━━━━━ Extracted information

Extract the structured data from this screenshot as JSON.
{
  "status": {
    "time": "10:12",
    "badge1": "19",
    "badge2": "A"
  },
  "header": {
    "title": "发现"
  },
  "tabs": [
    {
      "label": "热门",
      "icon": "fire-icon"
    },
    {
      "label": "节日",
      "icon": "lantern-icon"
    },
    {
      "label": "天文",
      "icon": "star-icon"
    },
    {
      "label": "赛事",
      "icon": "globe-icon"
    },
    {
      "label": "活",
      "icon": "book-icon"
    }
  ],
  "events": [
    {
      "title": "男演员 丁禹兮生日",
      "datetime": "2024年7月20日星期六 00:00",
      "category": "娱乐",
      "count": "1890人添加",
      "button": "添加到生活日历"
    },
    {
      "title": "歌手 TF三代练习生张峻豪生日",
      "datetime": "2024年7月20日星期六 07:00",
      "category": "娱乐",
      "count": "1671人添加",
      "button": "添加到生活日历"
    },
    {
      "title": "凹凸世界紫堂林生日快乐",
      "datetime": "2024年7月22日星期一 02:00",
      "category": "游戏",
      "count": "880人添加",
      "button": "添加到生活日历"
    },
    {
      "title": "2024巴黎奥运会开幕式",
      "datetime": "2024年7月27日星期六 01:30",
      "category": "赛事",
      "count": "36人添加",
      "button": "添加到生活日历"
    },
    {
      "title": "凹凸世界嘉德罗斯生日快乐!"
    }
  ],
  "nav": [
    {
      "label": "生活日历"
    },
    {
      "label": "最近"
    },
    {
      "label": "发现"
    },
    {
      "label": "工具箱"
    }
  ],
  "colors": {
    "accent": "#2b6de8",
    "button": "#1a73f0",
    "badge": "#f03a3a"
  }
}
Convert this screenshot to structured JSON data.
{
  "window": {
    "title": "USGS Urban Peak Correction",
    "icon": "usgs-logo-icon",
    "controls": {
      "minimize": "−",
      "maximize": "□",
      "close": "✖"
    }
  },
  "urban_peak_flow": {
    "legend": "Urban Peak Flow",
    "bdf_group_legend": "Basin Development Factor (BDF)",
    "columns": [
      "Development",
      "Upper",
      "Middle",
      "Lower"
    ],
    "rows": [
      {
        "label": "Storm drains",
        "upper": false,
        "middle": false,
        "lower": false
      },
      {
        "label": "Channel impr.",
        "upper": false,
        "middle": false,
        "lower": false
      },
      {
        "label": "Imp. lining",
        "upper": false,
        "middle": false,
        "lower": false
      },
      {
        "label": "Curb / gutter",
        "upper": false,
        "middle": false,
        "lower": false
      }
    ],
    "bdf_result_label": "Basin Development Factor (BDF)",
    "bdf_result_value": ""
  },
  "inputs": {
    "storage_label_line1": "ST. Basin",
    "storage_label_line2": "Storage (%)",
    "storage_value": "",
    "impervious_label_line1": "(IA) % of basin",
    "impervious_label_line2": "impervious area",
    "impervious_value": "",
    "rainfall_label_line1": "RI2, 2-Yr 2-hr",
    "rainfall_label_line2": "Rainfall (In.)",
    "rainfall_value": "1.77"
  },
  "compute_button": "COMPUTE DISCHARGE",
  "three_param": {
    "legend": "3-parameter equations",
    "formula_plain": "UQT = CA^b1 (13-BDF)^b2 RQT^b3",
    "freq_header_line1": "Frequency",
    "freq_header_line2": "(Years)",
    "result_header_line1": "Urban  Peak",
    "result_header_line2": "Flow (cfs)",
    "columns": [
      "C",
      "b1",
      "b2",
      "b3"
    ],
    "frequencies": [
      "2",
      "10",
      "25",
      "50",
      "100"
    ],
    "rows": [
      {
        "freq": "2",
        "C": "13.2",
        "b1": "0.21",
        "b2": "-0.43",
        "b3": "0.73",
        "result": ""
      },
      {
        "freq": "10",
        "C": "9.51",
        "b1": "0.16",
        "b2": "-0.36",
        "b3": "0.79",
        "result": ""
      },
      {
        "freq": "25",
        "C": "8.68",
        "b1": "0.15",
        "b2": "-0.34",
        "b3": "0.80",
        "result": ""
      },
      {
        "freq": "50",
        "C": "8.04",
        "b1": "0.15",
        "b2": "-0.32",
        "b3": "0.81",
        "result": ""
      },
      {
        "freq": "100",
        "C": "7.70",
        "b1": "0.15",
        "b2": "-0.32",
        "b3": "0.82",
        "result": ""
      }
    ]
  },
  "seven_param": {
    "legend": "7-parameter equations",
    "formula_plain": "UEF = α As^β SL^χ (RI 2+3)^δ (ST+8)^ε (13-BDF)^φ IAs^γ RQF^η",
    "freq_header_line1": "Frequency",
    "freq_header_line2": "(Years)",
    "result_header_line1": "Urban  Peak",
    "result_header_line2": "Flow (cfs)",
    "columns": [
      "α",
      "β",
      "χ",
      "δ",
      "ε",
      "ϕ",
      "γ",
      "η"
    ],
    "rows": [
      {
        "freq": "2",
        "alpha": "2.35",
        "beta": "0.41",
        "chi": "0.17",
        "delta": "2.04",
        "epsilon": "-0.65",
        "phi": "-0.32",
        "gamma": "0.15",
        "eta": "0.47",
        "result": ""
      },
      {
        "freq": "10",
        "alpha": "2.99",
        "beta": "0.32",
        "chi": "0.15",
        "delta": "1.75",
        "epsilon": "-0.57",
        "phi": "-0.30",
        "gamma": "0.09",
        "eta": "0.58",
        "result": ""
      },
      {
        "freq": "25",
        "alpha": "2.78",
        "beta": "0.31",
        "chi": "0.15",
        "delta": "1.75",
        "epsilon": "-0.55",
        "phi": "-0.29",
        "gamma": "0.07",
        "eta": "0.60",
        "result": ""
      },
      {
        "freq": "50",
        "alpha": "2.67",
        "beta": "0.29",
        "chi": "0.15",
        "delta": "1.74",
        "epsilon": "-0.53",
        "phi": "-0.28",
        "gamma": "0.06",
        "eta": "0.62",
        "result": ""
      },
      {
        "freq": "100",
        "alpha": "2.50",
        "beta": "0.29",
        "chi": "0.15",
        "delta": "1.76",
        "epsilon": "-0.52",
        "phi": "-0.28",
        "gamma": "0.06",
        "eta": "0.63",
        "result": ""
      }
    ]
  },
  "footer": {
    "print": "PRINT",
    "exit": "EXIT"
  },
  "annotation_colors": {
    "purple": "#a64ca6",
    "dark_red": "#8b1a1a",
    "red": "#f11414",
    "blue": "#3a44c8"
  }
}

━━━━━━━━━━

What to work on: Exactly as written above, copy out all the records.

Written reply:
Extract the structured data from this screenshot as JSON.
{
  "status": {
    "time": "10:12",
    "badge1": "19",
    "badge2": "A"
  },
  "header": {
    "title": "发现"
  },
  "tabs": [
    {
      "label": "热门",
      "icon": "fire-icon"
    },
    {
      "label": "节日",
      "icon": "lantern-icon"
    },
    {
      "label": "天文",
      "icon": "star-icon"
    },
    {
      "label": "赛事",
      "icon": "globe-icon"
    },
    {
      "label": "活",
      "icon": "book-icon"
    }
  ],
  "events": [
    {
      "title": "男演员 丁禹兮生日",
      "datetime": "2024年7月20日星期六 00:00",
      "category": "娱乐",
      "count": "1890人添加",
      "button": "添加到生活日历"
    },
    {
      "title": "歌手 TF三代练习生张峻豪生日",
      "datetime": "2024年7月20日星期六 07:00",
      "category": "娱乐",
      "count": "1671人添加",
      "button": "添加到生活日历"
    },
    {
      "title": "凹凸世界紫堂林生日快乐",
      "datetime": "2024年7月22日星期一 02:00",
      "category": "游戏",
      "count": "880人添加",
      "button": "添加到生活日历"
    },
    {
      "title": "2024巴黎奥运会开幕式",
      "datetime": "2024年7月27日星期六 01:30",
      "category": "赛事",
      "count": "36人添加",
      "button": "添加到生活日历"
    },
    {
      "title": "凹凸世界嘉德罗斯生日快乐!"
    }
  ],
  "nav": [
    {
      "label": "生活日历"
    },
    {
      "label": "最近"
    },
    {
      "label": "发现"
    },
    {
      "label": "工具箱"
    }
  ],
  "colors": {
    "accent": "#2b6de8",
    "button": "#1a73f0",
    "badge": "#f03a3a"
  }
}
Convert this screenshot to structured JSON data.
{
  "window": {
    "title": "USGS Urban Peak Correction",
    "icon": "usgs-logo-icon",
    "controls": {
      "minimize": "−",
      "maximize": "□",
      "close": "✖"
    }
  },
  "urban_peak_flow": {
    "legend": "Urban Peak Flow",
    "bdf_group_legend": "Basin Development Factor (BDF)",
    "columns": [
      "Development",
      "Upper",
      "Middle",
      "Lower"
    ],
    "rows": [
      {
        "label": "Storm drains",
        "upper": false,
        "middle": false,
        "lower": false
      },
      {
        "label": "Channel impr.",
        "upper": false,
        "middle": false,
        "lower": false
      },
      {
        "label": "Imp. lining",
        "upper": false,
        "middle": false,
        "lower": false
      },
      {
        "label": "Curb / gutter",
        "upper": false,
        "middle": false,
        "lower": false
      }
    ],
    "bdf_result_label": "Basin Development Factor (BDF)",
    "bdf_result_value": ""
  },
  "inputs": {
    "storage_label_line1": "ST. Basin",
    "storage_label_line2": "Storage (%)",
    "storage_value": "",
    "impervious_label_line1": "(IA) % of basin",
    "impervious_label_line2": "impervious area",
    "impervious_value": "",
    "rainfall_label_line1": "RI2, 2-Yr 2-hr",
    "rainfall_label_line2": "Rainfall (In.)",
    "rainfall_value": "1.77"
  },
  "compute_button": "COMPUTE DISCHARGE",
  "three_param": {
    "legend": "3-parameter equations",
    "formula_plain": "UQT = CA^b1 (13-BDF)^b2 RQT^b3",
    "freq_header_line1": "Frequency",
    "freq_header_line2": "(Years)",
    "result_header_line1": "Urban  Peak",
    "result_header_line2": "Flow (cfs)",
    "columns": [
      "C",
      "b1",
      "b2",
      "b3"
    ],
    "frequencies": [
      "2",
      "10",
      "25",
      "50",
      "100"
    ],
    "rows": [
      {
        "freq": "2",
        "C": "13.2",
        "b1": "0.21",
        "b2": "-0.43",
        "b3": "0.73",
        "result": ""
      },
      {
        "freq": "10",
        "C": "9.51",
        "b1": "0.16",
        "b2": "-0.36",
        "b3": "0.79",
        "result": ""
      },
      {
        "freq": "25",
        "C": "8.68",
        "b1": "0.15",
        "b2": "-0.34",
        "b3": "0.80",
        "result": ""
      },
      {
        "freq": "50",
        "C": "8.04",
        "b1": "0.15",
        "b2": "-0.32",
        "b3": "0.81",
        "result": ""
      },
      {
        "freq": "100",
        "C": "7.70",
        "b1": "0.15",
        "b2": "-0.32",
        "b3": "0.82",
        "result": ""
      }
    ]
  },
  "seven_param": {
    "legend": "7-parameter equations",
    "formula_plain": "UEF = α As^β SL^χ (RI 2+3)^δ (ST+8)^ε (13-BDF)^φ IAs^γ RQF^η",
    "freq_header_line1": "Frequency",
    "freq_header_line2": "(Years)",
    "result_header_line1": "Urban  Peak",
    "result_header_line2": "Flow (cfs)",
    "columns": [
      "α",
      "β",
      "χ",
      "δ",
      "ε",
      "ϕ",
      "γ",
      "η"
    ],
    "rows": [
      {
        "freq": "2",
        "alpha": "2.35",
        "beta": "0.41",
        "chi": "0.17",
        "delta": "2.04",
        "epsilon": "-0.65",
        "phi": "-0.32",
        "gamma": "0.15",
        "eta": "0.47",
        "result": ""
      },
      {
        "freq": "10",
        "alpha": "2.99",
        "beta": "0.32",
        "chi": "0.15",
        "delta": "1.75",
        "epsilon": "-0.57",
        "phi": "-0.30",
        "gamma": "0.09",
        "eta": "0.58",
        "result": ""
      },
      {
        "freq": "25",
        "alpha": "2.78",
        "beta": "0.31",
        "chi": "0.15",
        "delta": "1.75",
        "epsilon": "-0.55",
        "phi": "-0.29",
        "gamma": "0.07",
        "eta": "0.60",
        "result": ""
      },
      {
        "freq": "50",
        "alpha": "2.67",
        "beta": "0.29",
        "chi": "0.15",
        "delta": "1.74",
        "epsilon": "-0.53",
        "phi": "-0.28",
        "gamma": "0.06",
        "eta": "0.62",
        "result": ""
      },
      {
        "freq": "100",
        "alpha": "2.50",
        "beta": "0.29",
        "chi": "0.15",
        "delta": "1.76",
        "epsilon": "-0.52",
        "phi": "-0.28",
        "gamma": "0.06",
        "eta": "0.63",
        "result": ""
      }
    ]
  },
  "footer": {
    "print": "PRINT",
    "exit": "EXIT"
  },
  "annotation_colors": {
    "purple": "#a64ca6",
    "dark_red": "#8b1a1a",
    "red": "#f11414",
    "blue": "#3a44c8"
  }
}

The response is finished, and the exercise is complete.